Wherever a line in the records below contains "title", copy that line.

[INFORMATION GIVEN — start]

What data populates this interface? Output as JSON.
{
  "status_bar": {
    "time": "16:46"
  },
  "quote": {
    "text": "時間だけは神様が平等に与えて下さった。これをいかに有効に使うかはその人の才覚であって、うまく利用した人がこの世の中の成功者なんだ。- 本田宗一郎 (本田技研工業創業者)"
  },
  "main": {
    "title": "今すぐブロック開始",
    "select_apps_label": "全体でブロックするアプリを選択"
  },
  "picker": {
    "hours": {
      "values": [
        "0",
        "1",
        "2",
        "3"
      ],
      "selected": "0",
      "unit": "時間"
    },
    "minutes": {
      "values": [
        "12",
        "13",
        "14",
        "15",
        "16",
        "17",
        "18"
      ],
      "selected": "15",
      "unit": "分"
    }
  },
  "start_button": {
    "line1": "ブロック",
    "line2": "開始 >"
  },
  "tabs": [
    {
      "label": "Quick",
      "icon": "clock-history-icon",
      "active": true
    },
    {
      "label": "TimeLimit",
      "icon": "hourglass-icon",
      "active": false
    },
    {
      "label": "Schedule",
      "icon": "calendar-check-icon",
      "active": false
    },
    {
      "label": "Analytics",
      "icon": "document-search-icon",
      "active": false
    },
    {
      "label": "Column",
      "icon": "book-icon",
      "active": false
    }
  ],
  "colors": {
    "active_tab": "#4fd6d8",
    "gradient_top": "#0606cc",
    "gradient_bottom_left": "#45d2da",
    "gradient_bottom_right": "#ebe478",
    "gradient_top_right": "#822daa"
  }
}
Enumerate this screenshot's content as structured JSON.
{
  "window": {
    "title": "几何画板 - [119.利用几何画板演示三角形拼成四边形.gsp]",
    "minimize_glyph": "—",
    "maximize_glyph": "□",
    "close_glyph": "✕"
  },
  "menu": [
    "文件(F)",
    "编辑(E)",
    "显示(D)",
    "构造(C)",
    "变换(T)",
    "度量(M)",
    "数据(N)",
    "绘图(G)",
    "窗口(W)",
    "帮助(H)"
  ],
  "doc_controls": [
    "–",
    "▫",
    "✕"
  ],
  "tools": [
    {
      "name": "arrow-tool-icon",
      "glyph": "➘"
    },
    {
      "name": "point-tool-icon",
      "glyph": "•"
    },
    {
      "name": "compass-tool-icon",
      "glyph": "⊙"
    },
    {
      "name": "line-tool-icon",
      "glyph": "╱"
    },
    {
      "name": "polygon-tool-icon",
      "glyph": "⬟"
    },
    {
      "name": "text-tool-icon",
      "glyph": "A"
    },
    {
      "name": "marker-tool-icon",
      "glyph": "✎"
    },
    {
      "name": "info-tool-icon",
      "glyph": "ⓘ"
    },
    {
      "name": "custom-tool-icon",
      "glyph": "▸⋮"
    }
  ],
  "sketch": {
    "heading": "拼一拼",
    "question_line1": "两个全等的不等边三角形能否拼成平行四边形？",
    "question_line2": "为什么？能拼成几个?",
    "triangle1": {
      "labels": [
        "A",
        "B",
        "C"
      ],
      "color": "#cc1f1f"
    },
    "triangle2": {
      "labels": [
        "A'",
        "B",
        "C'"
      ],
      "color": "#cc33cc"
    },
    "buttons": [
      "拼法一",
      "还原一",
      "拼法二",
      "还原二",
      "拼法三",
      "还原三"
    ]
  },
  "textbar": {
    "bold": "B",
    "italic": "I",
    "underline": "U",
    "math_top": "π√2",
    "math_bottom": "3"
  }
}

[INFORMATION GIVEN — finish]

**EXERCISE ANSWER**
    "title": "今すぐブロック開始",
    "title": "几何画板 - [119.利用几何画板演示三角形拼成四边形.gsp]",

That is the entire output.